Rent stabilization is one of the nation’s most successful affordable-housing initiatives since World War II, but it’s increasingly harder to defend thanks to the sorts of performances today by Representative Charles Rangel of Harlem.
As The Times‘ City Room blog notes, Mr. Rangel was recalcitrant, rude and vulgar in his defense of renting four stabilized apartments in Harlem’s Lenox Terrace complex at West 135th Street. Here he is responding to a question from Times reporter David Kocieniewski:
“I have decided unilaterally that you have asked more than your share.” He added, when Mr. Kocieniewski tried to press him, “Hell no, I’m not going to respond to you.”
Nice. Very statesmanlike.
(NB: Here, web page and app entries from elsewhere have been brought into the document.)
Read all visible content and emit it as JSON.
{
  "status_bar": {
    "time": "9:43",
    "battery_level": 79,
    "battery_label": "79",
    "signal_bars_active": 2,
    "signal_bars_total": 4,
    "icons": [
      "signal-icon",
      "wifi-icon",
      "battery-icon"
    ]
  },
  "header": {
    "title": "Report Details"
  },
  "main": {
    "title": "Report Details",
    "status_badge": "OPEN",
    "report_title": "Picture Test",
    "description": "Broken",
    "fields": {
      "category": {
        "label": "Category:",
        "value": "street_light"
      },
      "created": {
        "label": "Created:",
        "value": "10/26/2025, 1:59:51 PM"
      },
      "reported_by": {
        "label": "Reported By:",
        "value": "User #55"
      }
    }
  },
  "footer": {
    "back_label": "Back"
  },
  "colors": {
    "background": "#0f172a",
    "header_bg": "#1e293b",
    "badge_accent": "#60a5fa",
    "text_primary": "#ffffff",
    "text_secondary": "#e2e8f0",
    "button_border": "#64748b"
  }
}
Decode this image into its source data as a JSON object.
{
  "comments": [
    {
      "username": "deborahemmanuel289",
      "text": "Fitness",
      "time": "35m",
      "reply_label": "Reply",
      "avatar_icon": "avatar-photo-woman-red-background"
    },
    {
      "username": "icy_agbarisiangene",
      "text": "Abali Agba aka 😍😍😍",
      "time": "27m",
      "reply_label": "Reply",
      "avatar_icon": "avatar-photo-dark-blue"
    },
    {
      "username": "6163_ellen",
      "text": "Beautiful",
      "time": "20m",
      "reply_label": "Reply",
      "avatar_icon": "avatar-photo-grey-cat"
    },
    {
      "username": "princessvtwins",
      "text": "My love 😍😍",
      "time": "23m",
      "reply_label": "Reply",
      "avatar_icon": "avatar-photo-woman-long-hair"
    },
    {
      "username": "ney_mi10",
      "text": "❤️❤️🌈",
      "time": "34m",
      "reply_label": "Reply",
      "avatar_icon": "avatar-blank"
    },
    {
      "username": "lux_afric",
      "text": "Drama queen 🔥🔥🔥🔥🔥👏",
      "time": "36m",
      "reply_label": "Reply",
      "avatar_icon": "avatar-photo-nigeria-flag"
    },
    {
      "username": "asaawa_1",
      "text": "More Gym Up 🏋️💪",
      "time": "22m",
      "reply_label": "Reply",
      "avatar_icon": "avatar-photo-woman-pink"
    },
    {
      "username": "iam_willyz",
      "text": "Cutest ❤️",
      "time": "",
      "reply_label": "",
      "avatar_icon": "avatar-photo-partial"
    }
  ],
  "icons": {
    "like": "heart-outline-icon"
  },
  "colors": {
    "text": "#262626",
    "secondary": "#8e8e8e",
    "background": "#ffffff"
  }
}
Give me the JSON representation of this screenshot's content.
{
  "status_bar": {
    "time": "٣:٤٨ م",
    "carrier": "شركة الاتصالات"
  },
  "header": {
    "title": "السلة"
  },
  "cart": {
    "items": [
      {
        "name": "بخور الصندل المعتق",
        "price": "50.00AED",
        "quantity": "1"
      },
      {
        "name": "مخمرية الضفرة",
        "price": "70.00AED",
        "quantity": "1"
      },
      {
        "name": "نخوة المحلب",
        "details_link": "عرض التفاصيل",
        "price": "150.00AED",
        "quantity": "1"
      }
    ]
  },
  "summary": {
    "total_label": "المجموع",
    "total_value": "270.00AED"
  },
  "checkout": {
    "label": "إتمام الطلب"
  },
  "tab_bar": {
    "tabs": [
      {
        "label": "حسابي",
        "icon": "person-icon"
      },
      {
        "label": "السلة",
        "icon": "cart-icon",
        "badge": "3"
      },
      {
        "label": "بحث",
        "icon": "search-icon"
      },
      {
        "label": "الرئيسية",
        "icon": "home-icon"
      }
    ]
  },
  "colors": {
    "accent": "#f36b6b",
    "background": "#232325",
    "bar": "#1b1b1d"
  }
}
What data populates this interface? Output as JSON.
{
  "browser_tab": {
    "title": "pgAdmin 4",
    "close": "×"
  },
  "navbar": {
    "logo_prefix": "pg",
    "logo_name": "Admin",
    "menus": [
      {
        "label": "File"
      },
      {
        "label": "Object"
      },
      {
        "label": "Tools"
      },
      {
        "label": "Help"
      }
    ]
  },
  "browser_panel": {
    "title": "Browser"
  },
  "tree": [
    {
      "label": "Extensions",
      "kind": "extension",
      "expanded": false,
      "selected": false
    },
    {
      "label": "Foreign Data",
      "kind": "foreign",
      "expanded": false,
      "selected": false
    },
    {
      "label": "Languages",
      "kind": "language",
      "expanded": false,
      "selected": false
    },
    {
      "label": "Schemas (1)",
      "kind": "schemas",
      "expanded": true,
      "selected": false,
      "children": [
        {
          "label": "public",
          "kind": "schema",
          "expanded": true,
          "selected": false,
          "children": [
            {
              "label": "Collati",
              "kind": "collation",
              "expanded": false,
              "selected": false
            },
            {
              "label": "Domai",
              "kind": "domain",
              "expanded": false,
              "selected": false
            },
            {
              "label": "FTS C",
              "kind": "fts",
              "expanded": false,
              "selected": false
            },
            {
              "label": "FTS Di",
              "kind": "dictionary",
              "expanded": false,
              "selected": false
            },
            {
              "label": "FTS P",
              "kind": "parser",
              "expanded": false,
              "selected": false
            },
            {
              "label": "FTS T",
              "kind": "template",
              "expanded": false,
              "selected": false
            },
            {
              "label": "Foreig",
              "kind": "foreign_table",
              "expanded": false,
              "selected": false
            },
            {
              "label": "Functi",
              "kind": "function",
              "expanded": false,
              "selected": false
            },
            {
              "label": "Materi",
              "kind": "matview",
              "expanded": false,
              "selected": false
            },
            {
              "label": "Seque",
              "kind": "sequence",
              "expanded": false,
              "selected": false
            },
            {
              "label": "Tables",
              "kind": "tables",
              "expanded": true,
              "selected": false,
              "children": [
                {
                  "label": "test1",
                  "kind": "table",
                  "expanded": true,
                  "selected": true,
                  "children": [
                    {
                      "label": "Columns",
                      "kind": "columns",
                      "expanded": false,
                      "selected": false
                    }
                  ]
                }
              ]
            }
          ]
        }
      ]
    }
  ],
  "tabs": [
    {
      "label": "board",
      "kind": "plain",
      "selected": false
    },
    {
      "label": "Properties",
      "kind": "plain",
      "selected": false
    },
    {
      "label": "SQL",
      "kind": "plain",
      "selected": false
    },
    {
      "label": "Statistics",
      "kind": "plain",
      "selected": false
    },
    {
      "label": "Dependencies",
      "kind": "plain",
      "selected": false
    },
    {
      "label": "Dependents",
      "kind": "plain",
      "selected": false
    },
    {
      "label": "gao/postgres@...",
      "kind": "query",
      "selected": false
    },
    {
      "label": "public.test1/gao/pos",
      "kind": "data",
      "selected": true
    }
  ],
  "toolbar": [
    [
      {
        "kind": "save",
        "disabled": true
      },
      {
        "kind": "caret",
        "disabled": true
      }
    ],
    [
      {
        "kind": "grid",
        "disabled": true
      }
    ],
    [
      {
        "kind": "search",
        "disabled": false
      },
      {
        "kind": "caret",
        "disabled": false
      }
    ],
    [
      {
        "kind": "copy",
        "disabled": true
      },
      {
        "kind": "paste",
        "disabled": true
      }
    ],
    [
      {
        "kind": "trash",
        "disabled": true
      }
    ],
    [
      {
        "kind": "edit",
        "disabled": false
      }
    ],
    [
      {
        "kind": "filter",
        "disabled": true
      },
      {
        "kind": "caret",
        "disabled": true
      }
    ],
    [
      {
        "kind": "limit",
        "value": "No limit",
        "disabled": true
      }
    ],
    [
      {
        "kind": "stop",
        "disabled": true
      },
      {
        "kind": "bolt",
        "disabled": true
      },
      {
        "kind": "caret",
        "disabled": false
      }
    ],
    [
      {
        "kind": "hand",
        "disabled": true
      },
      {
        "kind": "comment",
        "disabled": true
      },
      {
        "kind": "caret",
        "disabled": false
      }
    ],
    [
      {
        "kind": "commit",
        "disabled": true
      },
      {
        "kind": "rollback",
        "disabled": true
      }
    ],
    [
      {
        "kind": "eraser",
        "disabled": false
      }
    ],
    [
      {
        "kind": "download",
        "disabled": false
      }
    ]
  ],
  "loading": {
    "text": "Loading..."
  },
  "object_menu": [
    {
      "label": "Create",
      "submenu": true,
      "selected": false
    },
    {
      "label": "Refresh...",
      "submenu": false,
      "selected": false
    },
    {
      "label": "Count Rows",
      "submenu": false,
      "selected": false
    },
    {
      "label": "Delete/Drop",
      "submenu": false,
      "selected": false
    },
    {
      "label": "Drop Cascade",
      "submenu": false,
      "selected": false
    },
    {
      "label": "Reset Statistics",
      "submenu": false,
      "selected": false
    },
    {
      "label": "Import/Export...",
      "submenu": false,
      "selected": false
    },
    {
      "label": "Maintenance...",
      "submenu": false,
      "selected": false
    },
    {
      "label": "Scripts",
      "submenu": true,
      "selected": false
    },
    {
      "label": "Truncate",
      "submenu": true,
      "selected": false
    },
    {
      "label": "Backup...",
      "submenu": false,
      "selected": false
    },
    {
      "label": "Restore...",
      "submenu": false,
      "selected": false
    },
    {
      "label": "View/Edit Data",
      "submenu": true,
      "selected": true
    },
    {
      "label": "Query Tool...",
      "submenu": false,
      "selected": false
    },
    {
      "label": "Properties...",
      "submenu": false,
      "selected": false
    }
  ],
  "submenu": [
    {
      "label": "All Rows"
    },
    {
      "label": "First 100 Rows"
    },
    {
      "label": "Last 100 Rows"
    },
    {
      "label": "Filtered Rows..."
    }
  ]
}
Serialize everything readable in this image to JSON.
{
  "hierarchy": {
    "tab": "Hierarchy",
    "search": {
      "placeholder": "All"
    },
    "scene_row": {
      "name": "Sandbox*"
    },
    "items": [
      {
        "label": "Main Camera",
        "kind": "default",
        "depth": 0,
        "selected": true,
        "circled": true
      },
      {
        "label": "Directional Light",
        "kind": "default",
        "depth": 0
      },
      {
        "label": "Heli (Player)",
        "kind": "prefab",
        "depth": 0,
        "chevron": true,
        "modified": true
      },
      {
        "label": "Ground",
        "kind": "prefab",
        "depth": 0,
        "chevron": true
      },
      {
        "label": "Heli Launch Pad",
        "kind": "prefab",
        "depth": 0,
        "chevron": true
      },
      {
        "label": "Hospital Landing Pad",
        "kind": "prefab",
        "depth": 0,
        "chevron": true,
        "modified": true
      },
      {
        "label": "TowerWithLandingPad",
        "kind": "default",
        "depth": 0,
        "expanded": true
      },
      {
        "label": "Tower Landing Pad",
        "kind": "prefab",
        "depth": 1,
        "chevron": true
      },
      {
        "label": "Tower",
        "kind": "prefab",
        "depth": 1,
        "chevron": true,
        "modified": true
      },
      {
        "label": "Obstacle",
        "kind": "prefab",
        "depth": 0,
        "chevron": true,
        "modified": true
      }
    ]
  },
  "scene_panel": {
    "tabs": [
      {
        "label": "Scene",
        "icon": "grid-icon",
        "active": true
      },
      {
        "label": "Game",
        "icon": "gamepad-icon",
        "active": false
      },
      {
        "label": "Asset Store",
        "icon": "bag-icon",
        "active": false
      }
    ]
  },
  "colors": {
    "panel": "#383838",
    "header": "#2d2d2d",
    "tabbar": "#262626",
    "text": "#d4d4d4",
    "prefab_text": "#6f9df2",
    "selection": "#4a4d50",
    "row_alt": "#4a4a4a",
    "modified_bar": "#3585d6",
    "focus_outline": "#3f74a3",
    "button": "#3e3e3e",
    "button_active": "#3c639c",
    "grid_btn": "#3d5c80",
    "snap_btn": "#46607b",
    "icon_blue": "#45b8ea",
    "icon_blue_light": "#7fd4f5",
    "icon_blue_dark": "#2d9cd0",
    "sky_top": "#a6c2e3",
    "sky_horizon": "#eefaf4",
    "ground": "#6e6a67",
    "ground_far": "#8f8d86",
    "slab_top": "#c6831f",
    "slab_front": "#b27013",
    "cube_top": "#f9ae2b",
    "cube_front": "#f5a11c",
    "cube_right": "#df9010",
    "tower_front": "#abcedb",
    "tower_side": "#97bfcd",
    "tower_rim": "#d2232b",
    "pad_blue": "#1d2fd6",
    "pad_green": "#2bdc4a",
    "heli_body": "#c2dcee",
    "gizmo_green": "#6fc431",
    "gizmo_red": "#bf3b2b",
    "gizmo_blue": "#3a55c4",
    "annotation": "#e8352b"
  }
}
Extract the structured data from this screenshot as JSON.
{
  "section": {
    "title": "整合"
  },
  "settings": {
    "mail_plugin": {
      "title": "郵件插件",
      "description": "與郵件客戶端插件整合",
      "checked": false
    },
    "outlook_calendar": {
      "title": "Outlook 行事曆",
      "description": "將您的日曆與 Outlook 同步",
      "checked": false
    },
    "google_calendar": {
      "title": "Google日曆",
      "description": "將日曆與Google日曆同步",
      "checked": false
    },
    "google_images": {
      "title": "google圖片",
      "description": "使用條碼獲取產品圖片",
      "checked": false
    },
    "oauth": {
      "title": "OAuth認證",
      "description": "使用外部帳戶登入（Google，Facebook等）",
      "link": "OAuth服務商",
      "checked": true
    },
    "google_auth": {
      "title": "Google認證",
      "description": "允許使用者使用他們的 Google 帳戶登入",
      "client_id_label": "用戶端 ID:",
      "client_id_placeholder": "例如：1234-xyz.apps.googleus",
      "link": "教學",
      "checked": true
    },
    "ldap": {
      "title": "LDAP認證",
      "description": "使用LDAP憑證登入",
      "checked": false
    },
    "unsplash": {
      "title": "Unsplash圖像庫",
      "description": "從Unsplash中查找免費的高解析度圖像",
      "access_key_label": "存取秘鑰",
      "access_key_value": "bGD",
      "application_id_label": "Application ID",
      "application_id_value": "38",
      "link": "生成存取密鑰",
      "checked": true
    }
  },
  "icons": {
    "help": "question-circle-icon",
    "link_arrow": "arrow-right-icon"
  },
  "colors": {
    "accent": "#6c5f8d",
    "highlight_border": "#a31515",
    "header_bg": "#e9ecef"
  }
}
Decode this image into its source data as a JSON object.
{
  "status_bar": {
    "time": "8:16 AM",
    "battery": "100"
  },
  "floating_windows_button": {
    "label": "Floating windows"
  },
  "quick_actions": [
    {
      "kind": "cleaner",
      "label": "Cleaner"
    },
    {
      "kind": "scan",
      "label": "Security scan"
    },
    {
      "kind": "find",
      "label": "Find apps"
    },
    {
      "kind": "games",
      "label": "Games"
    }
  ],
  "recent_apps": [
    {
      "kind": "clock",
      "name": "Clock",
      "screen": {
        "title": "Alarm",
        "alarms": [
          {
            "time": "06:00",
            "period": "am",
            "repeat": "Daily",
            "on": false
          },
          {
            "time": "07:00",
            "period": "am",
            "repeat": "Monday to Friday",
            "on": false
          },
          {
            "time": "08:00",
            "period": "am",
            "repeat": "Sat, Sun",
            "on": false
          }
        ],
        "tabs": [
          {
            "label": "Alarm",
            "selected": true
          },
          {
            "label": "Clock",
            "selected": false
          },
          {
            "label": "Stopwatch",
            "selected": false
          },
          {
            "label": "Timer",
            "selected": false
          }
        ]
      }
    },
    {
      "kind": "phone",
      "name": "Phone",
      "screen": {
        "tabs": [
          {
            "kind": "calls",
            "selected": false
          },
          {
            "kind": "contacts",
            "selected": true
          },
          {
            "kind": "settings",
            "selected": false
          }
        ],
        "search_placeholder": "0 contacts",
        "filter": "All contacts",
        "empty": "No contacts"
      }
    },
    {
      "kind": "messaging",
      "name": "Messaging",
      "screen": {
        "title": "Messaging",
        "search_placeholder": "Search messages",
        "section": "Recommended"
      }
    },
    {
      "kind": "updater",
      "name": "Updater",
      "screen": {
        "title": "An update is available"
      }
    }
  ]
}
But here’s the thing: Mr. Rangel’s legal leases on three of the four apartments as residential residences appear perfectly valid. It may seem unseemly, as reports have noted, that he gets a break on his Manhattan rent when so many are having trouble finding affordable housing.
But, as I noted when The New York Sun outed Governor David Paterson as a rent-stabilized tenant in the same Lenox Terrace, this situation doesn’t change the fact of stabilization’s efficacy in preserving affordability in New York City. Opponents of stabilization will likely trot out Mr. Rangel beside Mr. Paterson and other high-worth individuals like Bianca Jagger and Nora Ephron as examples of past or present stabilization tenants gaming the system.
So what? A few relatively bad apples don’t spoil the bunch here. Look at Cambridge, Mass., over the last decade.
I wrote in November about what happened to the rental apartment stock in Cambridge in the 1990s after Massachusetts ended rent regulation and made most apartments market-rate. (Cambridge, along with Boston, was one of a handful of Massachusetts municipalities that still had rent regulation at the time.) Rents shot up across Cambridge and stayed up; and the town, home to Harvard and M.I.T., became even more a bastion of the well-heeled.
The only real infraction at this point by Mr. Rangel (that I can see based on the reports about his situation) is that he’s using that fourth stabilized apartment as a campaign office–a clear no-no under the rules: No commercial use; you have to live in the apartment.
Mr. Rangel today offered to address that problem. Case should be closed.